Flushing and Replacing Engine Coolant

Engine coolant maintenance is critical to the life of your engine. Automotive cooling systems are tasked with dissipating the heat generated by the engine to keep it at its most efficient operating temperature. The cooling system is designed to get the engine up to the correct operating temperature as soon as possible and to keep it at that temperature regardless of the operating conditions.

Proper temperature is important for the life of the engine. The exhaust system takes away much of the heat however parts of the engine, such as the cylinder walls, piston, and cylinder head absorb large amounts of the heat. If the engine gets too hot engine parts could expand causing engine seizure and premature wear due to a thinner oil film which could result in a ruined engine. The opposite, an engine running at too low a temperature, is inefficient, results in dirty oil, deposits, poor fuel mileage, and increased exhaust emissions.

Your typical water-cooled engine consists of: a 50/50 mix of antifreeze coolant and water, a thermostat used to bring it up to operating temperature, a water pump to circulate the coolant between the engine block passages and the radiator, radiator cap, cooling fan, hoses, the heater core, and an expansion (overflow) tank. The engine coolant plays a critical role in preventing overheating, and keeping corrosion and sediment from damaging the metal, plastic, and rubber parts that make up the cooling system.

Refer to your owner's manual for coolant change frequency. Typically every two-three years unless your car is equipped with a lifetime coolant.

Parts / Tools needed:

  • Coolant type recommended by your owner's manual
  • Distilled water (makes coolant more stable and less corrosive)
  • Coolant funnel
  • Coolant drain pan
  • Drive socket set
  • Drive-on ramps, or floor-jack and jack stands
  • Owners manual

Note: Skip steps 9, 11, 13, and 14 if your engine does not have a bleed value.

1. Visual inspection – Drive your car to obtain normal operating temperature. Turn off your engine and check for coolant leaks. Check your hoses for any cracks. Squeeze the radiator connector hoses. If they are stiff they will need replacement. Wait until your vehicle cools down before removing the radiator cap and checking for signs of wear and corrosion.
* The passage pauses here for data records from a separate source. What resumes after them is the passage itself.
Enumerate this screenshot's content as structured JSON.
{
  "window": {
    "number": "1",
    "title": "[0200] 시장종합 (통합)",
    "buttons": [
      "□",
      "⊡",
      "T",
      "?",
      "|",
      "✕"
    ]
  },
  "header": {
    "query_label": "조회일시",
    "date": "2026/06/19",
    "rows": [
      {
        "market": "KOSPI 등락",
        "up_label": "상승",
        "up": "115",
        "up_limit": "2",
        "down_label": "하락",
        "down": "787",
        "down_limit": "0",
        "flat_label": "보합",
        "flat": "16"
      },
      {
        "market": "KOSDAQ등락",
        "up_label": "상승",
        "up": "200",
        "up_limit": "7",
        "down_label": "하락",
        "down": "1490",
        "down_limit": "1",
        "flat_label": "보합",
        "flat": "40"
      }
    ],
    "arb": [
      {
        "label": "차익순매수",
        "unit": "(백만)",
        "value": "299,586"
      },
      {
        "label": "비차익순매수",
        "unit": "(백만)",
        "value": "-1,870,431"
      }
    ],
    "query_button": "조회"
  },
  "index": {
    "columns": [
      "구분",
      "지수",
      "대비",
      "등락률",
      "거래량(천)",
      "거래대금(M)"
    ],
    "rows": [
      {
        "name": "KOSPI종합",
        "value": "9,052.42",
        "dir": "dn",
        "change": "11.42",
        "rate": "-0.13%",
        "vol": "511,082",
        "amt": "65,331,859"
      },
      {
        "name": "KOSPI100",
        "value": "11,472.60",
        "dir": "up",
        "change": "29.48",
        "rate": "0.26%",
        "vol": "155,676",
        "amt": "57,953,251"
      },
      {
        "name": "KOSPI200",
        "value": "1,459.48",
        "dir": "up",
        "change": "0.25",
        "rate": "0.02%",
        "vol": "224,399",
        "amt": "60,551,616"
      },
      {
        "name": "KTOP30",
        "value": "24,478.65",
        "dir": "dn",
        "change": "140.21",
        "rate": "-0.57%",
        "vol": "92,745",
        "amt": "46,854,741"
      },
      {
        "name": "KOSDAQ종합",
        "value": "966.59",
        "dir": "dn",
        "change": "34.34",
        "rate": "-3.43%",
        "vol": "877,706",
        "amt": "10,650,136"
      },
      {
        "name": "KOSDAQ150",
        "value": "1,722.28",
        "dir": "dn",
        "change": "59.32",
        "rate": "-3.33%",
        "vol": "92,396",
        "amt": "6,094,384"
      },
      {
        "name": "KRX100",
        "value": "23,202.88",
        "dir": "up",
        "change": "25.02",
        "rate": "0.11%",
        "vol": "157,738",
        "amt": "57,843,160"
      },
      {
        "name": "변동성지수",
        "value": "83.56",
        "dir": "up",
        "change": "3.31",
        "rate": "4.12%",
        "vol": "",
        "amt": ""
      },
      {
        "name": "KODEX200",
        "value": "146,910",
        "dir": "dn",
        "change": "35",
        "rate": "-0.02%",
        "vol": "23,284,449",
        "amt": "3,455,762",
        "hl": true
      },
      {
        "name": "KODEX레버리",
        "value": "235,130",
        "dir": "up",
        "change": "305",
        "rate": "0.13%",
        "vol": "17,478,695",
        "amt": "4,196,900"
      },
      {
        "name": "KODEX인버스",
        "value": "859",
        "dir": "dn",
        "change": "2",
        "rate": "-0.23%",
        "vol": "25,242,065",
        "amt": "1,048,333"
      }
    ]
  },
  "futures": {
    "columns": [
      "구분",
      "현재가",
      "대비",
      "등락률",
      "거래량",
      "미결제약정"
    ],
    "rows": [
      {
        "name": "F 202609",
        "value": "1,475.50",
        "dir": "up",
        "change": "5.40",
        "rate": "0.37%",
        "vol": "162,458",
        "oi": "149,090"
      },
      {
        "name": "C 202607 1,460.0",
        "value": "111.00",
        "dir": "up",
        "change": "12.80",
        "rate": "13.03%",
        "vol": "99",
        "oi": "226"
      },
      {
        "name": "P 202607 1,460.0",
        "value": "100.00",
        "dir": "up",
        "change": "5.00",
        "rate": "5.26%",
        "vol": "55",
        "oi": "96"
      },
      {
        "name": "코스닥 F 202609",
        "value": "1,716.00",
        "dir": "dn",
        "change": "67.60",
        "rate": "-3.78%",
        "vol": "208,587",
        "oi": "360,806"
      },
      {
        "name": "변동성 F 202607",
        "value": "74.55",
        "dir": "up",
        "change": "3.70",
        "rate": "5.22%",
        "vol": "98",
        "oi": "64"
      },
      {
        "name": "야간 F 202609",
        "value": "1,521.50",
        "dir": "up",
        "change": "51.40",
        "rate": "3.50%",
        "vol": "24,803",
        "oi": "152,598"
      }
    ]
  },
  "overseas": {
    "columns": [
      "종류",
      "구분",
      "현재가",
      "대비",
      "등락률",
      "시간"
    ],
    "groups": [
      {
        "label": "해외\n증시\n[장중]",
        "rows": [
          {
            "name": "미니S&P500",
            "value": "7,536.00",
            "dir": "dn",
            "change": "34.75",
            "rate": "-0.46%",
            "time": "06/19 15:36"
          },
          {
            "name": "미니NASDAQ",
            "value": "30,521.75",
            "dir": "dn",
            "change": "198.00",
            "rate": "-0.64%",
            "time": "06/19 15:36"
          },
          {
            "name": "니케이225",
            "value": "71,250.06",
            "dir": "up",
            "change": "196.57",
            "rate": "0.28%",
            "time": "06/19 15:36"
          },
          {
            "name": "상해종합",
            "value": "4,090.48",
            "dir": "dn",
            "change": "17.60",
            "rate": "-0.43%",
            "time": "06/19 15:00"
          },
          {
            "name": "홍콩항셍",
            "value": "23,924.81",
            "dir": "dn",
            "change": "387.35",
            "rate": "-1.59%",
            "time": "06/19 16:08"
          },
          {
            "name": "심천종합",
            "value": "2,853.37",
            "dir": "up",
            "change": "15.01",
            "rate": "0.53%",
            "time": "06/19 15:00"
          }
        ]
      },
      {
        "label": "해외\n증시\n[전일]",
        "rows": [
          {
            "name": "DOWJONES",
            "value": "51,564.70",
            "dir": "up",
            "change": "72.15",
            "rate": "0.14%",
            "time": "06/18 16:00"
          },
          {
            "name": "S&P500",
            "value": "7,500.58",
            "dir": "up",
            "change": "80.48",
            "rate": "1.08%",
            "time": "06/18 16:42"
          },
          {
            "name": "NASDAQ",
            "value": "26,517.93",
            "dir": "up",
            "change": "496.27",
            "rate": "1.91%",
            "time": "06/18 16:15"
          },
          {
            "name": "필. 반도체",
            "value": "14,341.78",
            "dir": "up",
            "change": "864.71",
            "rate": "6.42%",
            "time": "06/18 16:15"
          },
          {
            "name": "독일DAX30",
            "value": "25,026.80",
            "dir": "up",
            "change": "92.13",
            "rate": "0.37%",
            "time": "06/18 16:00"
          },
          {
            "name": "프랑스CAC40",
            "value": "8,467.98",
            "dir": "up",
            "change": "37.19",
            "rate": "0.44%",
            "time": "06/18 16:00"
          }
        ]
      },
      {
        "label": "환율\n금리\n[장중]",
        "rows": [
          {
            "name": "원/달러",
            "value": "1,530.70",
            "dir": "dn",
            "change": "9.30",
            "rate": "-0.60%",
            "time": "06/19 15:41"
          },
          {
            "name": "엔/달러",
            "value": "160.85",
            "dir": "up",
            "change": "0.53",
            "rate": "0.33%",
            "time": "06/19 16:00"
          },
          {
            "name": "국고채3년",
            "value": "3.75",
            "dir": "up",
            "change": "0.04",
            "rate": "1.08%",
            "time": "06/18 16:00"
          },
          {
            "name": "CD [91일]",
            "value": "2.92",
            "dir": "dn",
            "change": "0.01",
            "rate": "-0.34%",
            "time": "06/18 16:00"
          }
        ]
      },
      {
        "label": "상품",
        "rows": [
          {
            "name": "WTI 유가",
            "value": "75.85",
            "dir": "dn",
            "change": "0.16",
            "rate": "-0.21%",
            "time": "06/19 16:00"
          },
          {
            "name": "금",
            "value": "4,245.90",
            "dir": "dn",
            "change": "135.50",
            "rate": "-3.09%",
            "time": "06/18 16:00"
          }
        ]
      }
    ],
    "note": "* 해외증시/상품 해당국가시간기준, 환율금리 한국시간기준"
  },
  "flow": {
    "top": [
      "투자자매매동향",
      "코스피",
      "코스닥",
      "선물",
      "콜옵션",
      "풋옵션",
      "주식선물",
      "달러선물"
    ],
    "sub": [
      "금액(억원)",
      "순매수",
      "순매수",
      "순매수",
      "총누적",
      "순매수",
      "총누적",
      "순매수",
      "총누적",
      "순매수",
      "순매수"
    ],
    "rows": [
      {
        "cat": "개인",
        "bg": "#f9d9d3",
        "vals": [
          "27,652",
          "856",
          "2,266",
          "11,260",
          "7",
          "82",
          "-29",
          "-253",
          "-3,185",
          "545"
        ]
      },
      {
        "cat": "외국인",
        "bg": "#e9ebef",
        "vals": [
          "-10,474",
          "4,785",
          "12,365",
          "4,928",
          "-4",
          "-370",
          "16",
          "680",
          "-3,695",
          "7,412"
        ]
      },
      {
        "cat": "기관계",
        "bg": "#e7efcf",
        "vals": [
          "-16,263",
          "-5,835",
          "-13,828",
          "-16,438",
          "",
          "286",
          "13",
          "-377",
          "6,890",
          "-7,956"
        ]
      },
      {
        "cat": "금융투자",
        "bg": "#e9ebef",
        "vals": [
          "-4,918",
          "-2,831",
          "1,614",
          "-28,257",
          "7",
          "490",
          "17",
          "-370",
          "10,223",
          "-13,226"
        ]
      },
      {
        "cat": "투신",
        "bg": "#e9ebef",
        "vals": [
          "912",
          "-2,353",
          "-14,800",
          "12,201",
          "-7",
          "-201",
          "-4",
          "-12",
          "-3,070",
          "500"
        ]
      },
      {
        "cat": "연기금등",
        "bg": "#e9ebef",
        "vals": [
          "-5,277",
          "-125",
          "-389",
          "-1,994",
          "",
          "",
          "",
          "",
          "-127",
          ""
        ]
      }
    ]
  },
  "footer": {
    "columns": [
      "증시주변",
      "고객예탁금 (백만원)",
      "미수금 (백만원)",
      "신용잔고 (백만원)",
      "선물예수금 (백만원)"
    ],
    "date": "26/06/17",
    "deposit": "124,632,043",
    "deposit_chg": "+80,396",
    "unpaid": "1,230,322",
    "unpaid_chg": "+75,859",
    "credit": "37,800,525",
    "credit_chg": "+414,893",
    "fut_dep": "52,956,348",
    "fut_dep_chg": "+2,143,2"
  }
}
Inspect the fan.

2. Raise and support the car using proper safety precautions.

3. Remove under-engine splash shields as applicable.

4. Remove the radiator cap and engine block drain plug and drain into a coolant drain pan.

5. Remove radiator drain plug and drain into the coolant drain pan.

6. Install drain plugs and fill with distilled water (for system flush). Run engine to normal operating temperature with heater set to high.

7. Drain the distilled water (steps 4 & 5)

8. Install drain plugs

9. Remove bleed valve / plug (typically located near top of radiator if your car has one). This helps to evacuate the air from the radiator as you are adding the new coolant.

10. Add fresh coolant to 1/2 of the system capacity and use distilled water for the rest.

11. Replace bleed valve loosely.

12. Start your engine and let it run to operating temperature with the heater on. Add additional water as needed to bring the level up to capacity.

13. Check the bleed valve to see if all the air is out of the system. Tighten the bleed valve if you see a small amount of fluid escaping from the bleed valve.

14. Replace the radiator cap.

15. Fill the overflow tank to the proper level for a warm engine as indicated on the tank.

16. Old coolant disposal – Check with you local recycling / hazardous waste collection service.

Serving your engine coolant along with all other required maintenance will prevent corrosion damage to your cooling system and keep your engine running at the proper temperature. Before starting on any do it yourself project be sure to consult your owner's manual for the proper parts and fluids needed.